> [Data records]
-----
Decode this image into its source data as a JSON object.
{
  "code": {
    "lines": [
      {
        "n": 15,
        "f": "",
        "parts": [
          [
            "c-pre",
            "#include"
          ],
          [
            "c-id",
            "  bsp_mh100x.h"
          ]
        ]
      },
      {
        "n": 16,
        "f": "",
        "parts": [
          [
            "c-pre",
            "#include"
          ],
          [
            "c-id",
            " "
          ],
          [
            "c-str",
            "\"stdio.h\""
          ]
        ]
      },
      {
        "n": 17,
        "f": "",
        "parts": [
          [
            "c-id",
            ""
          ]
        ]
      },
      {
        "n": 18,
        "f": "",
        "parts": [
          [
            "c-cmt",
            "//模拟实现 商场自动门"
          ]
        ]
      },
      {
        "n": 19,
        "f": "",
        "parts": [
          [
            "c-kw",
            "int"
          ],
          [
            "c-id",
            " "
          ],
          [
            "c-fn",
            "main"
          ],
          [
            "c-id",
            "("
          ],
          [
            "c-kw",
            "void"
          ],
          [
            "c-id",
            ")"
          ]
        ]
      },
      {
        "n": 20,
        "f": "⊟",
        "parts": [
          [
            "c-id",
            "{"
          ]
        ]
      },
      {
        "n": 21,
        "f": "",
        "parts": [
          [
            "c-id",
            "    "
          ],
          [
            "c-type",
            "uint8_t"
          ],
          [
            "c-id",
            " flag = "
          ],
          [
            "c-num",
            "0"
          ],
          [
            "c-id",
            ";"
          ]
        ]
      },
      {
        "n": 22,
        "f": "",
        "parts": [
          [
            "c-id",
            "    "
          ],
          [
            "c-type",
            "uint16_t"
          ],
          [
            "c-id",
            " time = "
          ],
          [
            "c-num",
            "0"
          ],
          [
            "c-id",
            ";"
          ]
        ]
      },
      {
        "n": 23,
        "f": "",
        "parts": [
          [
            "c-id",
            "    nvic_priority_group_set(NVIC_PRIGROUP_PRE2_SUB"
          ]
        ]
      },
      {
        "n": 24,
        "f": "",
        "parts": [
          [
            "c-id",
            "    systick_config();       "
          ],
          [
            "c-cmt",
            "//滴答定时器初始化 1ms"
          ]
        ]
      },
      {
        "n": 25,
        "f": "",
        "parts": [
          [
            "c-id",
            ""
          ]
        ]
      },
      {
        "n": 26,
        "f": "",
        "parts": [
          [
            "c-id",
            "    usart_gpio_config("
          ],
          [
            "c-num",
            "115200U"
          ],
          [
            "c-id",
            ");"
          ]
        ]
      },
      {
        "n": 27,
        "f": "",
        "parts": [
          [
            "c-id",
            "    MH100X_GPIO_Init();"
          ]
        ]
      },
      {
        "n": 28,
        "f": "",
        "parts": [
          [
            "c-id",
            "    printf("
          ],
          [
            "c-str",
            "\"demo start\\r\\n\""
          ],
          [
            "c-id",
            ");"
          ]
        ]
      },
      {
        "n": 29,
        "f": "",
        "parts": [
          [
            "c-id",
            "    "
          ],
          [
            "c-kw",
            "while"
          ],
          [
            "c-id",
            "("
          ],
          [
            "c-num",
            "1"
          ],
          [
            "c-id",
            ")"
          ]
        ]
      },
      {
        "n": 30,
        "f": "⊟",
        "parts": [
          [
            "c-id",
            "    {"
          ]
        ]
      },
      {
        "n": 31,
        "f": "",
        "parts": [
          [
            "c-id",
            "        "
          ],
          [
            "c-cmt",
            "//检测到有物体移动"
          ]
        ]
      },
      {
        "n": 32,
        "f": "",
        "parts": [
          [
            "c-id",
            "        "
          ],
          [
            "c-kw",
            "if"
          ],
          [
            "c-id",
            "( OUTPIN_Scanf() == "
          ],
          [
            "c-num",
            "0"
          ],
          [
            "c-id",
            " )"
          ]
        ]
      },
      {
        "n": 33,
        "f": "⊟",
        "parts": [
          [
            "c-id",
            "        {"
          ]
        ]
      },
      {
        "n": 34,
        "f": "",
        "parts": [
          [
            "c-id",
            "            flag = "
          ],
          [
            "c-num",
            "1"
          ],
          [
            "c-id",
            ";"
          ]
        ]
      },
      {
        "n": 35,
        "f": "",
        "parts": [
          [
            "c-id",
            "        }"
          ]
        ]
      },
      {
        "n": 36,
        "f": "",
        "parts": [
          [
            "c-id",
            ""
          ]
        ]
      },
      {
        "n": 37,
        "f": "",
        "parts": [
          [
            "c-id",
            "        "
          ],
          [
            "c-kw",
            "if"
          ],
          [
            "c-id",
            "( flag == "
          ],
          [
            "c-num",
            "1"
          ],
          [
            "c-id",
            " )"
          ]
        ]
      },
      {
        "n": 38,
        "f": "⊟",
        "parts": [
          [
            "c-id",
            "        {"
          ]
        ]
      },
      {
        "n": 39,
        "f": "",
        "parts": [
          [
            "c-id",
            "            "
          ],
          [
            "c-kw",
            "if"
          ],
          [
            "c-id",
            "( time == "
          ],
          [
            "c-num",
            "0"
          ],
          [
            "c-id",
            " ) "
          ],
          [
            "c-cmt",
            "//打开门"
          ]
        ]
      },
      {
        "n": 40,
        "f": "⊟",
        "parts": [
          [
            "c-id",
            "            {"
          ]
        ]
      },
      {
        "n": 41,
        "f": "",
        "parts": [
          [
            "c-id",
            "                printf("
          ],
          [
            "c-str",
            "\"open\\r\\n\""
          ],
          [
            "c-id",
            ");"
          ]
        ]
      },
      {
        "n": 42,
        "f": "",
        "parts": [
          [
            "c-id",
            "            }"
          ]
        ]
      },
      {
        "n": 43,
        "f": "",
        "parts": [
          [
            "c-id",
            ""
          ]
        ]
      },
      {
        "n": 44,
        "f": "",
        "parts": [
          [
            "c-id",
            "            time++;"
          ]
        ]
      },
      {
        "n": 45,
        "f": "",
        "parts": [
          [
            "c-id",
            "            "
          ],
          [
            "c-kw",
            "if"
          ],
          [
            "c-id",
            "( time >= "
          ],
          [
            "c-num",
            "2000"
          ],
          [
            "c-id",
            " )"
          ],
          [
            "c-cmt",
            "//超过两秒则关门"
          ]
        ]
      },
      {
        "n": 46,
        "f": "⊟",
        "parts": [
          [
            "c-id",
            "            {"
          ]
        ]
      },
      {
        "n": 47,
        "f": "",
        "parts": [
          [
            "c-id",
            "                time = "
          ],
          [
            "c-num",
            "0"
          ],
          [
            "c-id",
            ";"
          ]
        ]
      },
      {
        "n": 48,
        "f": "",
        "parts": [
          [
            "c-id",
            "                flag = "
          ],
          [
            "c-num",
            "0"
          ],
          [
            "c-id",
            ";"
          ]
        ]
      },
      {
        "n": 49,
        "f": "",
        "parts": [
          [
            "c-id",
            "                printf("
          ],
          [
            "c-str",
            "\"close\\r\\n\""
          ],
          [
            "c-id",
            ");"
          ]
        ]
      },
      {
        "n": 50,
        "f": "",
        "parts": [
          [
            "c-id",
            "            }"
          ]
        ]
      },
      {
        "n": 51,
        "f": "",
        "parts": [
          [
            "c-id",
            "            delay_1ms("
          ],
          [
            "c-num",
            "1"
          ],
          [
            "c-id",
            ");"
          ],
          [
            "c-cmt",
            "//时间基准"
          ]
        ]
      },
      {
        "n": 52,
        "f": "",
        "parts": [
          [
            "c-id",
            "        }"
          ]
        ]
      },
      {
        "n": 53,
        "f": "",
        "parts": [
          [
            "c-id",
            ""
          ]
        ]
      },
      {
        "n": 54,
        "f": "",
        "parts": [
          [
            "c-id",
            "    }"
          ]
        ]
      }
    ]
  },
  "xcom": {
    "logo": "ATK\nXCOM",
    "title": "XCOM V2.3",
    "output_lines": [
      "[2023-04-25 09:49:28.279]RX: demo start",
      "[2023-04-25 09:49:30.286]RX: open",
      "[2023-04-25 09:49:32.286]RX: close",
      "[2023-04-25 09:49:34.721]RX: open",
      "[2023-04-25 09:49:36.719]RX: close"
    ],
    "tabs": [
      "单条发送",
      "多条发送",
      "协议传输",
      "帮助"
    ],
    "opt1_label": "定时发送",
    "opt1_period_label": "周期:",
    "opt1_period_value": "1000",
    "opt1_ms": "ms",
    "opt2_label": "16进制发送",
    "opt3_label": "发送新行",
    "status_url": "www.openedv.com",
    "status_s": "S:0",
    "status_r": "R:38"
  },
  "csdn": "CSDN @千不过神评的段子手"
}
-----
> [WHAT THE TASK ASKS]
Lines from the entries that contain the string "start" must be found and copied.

> [SOLVED PROBLEM]
            "\"demo start\\r\\n\""
      "[2023-04-25 09:49:28.279]RX: demo start",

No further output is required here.